Not only in Britain, but in Australia also, the small country parish is, more often than not, struggling. Here, we have the added complication of, oftentimes, significant distances between parishes. And when there are ministerial vacancies in nearby parishes this places further stress on small parishes who do have a minister in place. Enabling lay ministry is something that should be put in place, if possible. I heard a fine sermon today from a fellow parishioner and congratulated her afterwards.
Hugely indicative of the general parochialism and narcissism of TA that there are no comments on the recent Rome synod.
No, John, hugely indicative of the fact that people on an Anglican website comment on Anglican matters.
If we want to get involved in Roman Catholic conversations we choose Roman Catholic forums.
John, perhaps we’ve all just been busy?!
Well, John; here’s one from me – a retired/active priest in the New Zealand Anglican Church:
I was interested in the Pope’s remarks about the ‘down-side’ of the Synod’s proceedings, where the entrenched ‘traditionalists’ – on matters of gender, sexuality and ‘family values’ – are still unwilling to take a risk with opening up the Roman Catholic Church to people on the margins.

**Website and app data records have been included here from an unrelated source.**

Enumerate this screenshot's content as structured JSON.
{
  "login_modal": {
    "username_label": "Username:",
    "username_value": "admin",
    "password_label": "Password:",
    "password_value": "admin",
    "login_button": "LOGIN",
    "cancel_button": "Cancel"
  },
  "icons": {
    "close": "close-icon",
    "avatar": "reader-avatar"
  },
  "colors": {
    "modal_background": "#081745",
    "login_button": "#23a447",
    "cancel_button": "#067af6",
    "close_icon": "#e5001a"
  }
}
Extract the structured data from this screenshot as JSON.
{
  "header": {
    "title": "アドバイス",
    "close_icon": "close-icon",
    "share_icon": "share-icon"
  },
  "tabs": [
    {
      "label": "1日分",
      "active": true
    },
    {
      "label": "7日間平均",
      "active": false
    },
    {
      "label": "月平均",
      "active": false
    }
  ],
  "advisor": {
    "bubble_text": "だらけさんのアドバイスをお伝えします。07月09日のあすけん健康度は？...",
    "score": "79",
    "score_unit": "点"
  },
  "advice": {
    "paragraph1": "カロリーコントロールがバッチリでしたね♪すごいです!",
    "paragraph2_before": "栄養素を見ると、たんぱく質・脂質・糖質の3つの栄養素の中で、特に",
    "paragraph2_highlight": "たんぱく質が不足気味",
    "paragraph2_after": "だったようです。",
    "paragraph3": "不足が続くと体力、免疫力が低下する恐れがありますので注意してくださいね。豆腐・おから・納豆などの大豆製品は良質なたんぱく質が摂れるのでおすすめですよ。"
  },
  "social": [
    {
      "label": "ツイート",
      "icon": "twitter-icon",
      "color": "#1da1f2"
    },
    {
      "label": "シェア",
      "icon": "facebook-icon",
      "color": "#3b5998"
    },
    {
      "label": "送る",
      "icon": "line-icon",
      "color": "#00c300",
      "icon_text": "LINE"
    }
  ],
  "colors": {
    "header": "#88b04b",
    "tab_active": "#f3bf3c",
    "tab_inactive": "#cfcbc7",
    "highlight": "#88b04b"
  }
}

Can we Anglicans claim to manage any our controversies any better?
At Erika and John, you might check out Episcopal Café.
Given centuries of unrequited Anglican love for Rome, the notion that there should be no comments about the recent episcopal synod in Rome is nothing if not amusing.
in which case you might have to look on FiF and Ordinariate sites for comments?
I have no intention of commenting on the internal affairs of another church. Not on an Anglican forum.
As an American, I can assure you that the private healthcare industry is a dreadful thing.
What good is greater technology and better medicine if it is held out of reach by pricing and private greed (which always seems to be tied to conservative “christianity,” I notice)?
@ Erika, You must, of course, follow your own comfort level, when deciding what to post. However, given the huge big ticket item that sexual politics is within the Anglican Communion, given the same situation within Roman Catholicism, and given the long standing inter-action between the two, with people converting from one to the other because of it, as I see it comment is both appropriate and of interest. For one thing, a comparison in the way in which decisions are made in both churches, one dominated by an exclusive male hierarchy, and the other dominated internationally by a largely… Read more »
I thought John’s comment sad. I have never seen a lack of comments as a sign of parochialism or narcissism. Quite the contrary, I have often thought how reflective our community is and (with the odd exception) how people tend to comment on items they know something about or have personal experience to share. Sometimes comments are closed, and that is nearly always a good decision and sometimes the TA community decides silence is best and that too, I have thought in the past, was a wise choice. I had read the reflections from Durham, I know nothing of the… Read more »